San Jose, Santa Rosa and Napa are also under the Heat Advisory.

But even more serious heat is scorching surrounding areas, where an Excessive Heat Warning is in effect until Sunday at 11 p.m. The toasty temperatures are forecasted to last through Sunday.

The purple areas in the map below are at risk of hitting triple-digit temperatures this weekend:

NWS excessive heat

Aside from the most coastal neighborhoods in the Bay Area, most places will reach mid 90s to low 100s – making officials concerned about residents getting heat-related sickness, or even death.

On Saturday at 9:00 p.m., a California ISO Flex Alert was lifted. With the extreme heat forecasted, California ISO was encouraging voluntary conservation to maintain a safe and reliable power grid.

The Flex Alert encouraged consumers to:

  • Set thermostats to 78 degrees or higher
  • Avoid using major appliances, like dish washers, washers and dryers
  • Turn off all unnecessary lights

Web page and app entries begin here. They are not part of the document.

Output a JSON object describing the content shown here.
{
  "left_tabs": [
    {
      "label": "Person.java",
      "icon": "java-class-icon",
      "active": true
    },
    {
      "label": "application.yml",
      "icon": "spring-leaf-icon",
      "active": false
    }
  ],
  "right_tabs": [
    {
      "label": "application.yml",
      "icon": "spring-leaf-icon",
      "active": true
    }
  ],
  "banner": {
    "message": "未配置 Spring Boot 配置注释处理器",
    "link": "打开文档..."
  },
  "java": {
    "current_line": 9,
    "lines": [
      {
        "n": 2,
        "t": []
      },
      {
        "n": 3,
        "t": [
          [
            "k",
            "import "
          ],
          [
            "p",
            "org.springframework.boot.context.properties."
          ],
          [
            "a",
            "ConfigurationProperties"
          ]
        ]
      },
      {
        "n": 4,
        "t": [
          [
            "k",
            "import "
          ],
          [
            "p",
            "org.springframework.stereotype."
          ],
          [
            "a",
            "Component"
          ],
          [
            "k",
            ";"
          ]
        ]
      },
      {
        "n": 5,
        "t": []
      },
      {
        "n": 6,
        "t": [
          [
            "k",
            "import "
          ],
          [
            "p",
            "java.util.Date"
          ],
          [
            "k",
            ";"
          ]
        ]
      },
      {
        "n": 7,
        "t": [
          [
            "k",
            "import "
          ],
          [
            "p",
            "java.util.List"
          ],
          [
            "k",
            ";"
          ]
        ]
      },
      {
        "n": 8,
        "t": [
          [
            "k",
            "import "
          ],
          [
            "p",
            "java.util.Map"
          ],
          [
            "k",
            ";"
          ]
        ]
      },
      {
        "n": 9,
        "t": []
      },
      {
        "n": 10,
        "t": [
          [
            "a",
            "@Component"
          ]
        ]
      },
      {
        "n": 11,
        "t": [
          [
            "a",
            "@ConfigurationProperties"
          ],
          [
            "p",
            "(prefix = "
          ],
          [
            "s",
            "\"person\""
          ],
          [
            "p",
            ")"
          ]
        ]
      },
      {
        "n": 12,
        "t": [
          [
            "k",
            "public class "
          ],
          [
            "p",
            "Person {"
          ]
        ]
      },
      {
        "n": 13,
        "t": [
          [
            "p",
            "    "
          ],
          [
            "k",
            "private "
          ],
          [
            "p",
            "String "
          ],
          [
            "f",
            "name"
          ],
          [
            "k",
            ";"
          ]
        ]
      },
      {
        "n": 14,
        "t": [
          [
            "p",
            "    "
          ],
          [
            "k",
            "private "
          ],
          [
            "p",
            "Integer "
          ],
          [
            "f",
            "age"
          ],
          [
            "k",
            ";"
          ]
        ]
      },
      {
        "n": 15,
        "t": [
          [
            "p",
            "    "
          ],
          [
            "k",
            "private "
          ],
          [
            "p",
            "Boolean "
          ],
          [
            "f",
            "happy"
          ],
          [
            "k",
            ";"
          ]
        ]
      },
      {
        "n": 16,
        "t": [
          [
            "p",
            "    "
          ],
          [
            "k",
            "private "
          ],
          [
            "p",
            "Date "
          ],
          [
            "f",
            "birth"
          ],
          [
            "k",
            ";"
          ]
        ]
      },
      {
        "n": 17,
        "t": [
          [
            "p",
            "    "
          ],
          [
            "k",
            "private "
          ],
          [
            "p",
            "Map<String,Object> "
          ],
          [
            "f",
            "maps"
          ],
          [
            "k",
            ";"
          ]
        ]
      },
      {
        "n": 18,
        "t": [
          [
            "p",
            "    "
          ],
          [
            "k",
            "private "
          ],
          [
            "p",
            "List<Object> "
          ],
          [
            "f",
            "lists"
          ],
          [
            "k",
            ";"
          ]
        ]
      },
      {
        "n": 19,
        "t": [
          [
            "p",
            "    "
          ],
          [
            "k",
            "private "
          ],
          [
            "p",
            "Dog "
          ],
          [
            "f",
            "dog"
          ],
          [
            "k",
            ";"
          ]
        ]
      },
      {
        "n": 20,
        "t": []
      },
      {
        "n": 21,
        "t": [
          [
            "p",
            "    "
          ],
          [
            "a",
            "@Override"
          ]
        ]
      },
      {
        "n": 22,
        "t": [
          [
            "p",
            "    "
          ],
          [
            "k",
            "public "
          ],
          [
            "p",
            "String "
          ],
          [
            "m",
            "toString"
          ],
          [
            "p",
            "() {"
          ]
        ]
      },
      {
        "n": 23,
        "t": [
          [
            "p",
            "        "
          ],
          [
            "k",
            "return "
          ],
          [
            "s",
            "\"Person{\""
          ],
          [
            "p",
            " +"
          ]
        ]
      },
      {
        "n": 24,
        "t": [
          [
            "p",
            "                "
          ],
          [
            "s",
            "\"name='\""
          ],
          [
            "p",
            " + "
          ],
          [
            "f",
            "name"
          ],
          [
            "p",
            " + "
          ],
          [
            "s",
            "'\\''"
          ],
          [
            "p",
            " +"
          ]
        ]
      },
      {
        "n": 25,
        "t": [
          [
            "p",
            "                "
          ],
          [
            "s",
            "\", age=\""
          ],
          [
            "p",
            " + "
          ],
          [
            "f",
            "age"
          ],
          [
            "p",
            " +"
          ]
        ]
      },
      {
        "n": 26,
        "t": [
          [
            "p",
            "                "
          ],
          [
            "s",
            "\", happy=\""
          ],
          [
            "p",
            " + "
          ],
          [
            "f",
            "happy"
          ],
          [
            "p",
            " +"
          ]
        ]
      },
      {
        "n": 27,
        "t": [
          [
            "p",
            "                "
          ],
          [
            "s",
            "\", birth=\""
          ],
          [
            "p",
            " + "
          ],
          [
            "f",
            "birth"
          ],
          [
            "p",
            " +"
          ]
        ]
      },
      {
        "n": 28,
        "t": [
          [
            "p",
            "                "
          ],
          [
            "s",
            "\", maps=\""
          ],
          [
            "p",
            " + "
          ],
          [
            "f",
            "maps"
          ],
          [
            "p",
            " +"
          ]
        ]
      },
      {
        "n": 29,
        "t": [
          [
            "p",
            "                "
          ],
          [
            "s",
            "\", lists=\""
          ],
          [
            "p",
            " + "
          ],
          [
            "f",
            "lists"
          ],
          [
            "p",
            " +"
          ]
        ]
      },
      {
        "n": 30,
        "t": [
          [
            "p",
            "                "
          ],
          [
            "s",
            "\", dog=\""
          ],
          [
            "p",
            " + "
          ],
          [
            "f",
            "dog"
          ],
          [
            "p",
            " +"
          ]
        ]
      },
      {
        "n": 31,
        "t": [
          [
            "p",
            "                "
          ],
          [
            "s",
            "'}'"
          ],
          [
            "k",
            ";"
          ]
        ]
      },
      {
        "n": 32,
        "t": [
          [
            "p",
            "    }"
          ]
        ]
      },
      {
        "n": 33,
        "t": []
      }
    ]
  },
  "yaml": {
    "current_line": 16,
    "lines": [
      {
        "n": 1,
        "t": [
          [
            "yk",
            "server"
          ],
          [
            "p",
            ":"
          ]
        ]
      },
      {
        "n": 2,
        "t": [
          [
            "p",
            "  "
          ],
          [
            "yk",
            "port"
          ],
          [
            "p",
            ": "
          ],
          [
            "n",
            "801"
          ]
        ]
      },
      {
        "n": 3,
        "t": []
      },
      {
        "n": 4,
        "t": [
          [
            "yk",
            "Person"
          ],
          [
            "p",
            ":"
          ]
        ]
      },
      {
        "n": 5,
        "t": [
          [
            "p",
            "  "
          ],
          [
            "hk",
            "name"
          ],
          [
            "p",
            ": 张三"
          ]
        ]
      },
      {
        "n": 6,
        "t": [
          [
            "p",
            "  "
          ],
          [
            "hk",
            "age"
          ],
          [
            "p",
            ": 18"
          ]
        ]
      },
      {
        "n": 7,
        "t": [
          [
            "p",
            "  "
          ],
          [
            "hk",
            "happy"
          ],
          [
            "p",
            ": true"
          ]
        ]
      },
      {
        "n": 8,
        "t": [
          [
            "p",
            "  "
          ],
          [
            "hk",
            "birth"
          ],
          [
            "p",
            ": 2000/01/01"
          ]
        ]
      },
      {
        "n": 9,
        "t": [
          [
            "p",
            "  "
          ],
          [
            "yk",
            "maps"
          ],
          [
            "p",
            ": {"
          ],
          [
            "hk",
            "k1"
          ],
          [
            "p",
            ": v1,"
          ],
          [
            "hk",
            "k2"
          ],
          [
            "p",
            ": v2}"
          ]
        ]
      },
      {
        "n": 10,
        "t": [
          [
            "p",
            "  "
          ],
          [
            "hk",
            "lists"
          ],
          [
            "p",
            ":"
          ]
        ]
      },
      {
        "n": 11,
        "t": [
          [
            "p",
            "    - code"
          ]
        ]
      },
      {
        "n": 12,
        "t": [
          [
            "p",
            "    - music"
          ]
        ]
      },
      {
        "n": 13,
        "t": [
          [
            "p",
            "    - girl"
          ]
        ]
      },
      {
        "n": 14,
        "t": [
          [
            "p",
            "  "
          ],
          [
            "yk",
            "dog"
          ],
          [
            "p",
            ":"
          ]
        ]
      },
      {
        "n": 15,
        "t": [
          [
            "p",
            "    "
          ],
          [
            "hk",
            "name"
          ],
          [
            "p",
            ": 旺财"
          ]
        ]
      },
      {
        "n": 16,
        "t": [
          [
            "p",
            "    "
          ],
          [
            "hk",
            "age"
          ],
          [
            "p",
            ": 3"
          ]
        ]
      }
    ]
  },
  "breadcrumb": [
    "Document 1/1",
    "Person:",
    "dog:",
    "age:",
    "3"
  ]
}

Consumers were also encouraged to use fans for cooling and unplug unused electrical items.

The National Weather Service urges people to stay safe by keeping cool and hydrated.

Bay Area counties have opened up cooling centers where residents can get relief from the heat in air conditioned spaces.

Click here for cooling centers in Santa Clara County.

Contra Costa County is offering some libraries, county buildings and community centers as shelters from the heat. Click here for specific addresses and opening hours.

People who are staying home can keep their curtains drawn to keep the hot sunlight from raising indoor temperatures and utilize fans and cold water.

Additionally, a Spare the Air Alert has been issued for Saturday, July 10 due to smog.

To protect yourself and your family when the weather is very hot, follow the tips below:

●     Never leave anyone including children and pets in a parked car, even briefly. Temperatures in the car can become dangerous within a few minutes.

●     Use air-conditioning to cool down or go to an air-conditioned building such as a mall or movie theater. Check indoor mask requirements for the public space you will be visiting.

●     Drink plenty of fluids. Don’t wait until you’re thirsty to drink more fluids. Avoid alcohol, caffeine and sugary drinks. If your doctor generally limits the amount of fluid you drink or has you on water pills, ask how much you should drink while the weather is hot.

●     Beat the heat with cool showers and baths.

●     Stay out of the sun as much as possible.

●     When possible, avoid strenuous activity during the hottest part of the day (between 11 a.m. and 4 p.m.) and take regular breaks from physical activity.

●     Wear loose, lightweight, light-colored clothing to help keep cool.

●     Wear sunscreen and a ventilated hat (e.g., straw or mesh) when in the sun and even if it is cloudy.

●     Be aware that some medicines affect the body’s ability to sweat and stay cool, including antihistamines, antidepressants, over-the-counter sleeping pills, anti-diarrhea pills, beta blockers, anti-Parkinson’s drugs and psychiatric drugs. Do NOT stop taking medication unless instructed to do so by your doctor.

●     Check on your neighbors such as the elderly or those in poor health to see if they need assistance.